What needs to be done: From the line containing "Parse this screenshot: output" down to the last line of the material, return those lines verbatim and only those.

╭─ Exercise input

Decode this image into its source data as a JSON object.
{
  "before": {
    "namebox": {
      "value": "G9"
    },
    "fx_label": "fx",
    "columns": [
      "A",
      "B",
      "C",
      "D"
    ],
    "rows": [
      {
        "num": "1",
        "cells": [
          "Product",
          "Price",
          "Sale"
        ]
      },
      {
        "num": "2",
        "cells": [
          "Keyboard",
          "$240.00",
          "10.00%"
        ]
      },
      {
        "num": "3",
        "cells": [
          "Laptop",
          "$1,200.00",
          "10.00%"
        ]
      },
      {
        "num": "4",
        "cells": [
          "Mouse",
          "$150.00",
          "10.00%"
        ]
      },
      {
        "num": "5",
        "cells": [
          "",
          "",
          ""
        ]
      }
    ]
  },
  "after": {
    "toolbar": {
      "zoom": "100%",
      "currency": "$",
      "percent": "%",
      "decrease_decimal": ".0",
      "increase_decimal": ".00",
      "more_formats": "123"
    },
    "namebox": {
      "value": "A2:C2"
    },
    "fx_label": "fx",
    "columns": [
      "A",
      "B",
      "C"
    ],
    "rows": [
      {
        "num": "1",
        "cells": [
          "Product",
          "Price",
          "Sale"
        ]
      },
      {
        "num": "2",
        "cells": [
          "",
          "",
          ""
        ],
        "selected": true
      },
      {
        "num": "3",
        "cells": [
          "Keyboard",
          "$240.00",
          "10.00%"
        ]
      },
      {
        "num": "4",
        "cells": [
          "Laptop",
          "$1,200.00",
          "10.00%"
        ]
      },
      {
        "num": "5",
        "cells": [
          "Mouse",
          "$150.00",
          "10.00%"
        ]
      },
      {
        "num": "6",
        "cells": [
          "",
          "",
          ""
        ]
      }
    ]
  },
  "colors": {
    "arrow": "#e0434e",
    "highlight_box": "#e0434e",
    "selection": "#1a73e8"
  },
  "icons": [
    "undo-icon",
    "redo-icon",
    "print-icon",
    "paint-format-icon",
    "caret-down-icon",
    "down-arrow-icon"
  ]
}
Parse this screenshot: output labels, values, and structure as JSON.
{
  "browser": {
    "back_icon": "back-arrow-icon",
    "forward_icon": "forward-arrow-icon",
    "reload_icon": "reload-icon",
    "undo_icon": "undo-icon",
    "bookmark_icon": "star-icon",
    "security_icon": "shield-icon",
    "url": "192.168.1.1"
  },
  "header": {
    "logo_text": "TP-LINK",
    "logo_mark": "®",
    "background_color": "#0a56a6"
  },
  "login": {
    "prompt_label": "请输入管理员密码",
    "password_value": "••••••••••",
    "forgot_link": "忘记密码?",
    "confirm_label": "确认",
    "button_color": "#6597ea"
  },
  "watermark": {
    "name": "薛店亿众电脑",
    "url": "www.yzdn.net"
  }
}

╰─

Written response:
Parse this screenshot: output labels, values, and structure as JSON.
{
  "browser": {
    "back_icon": "back-arrow-icon",
    "forward_icon": "forward-arrow-icon",
    "reload_icon": "reload-icon",
    "undo_icon": "undo-icon",
    "bookmark_icon": "star-icon",
    "security_icon": "shield-icon",
    "url": "192.168.1.1"
  },
  "header": {
    "logo_text": "TP-LINK",
    "logo_mark": "®",
    "background_color": "#0a56a6"
  },
  "login": {
    "prompt_label": "请输入管理员密码",
    "password_value": "••••••••••",
    "forgot_link": "忘记密码?",
    "confirm_label": "确认",
    "button_color": "#6597ea"
  },
  "watermark": {
    "name": "薛店亿众电脑",
    "url": "www.yzdn.net"
  }
}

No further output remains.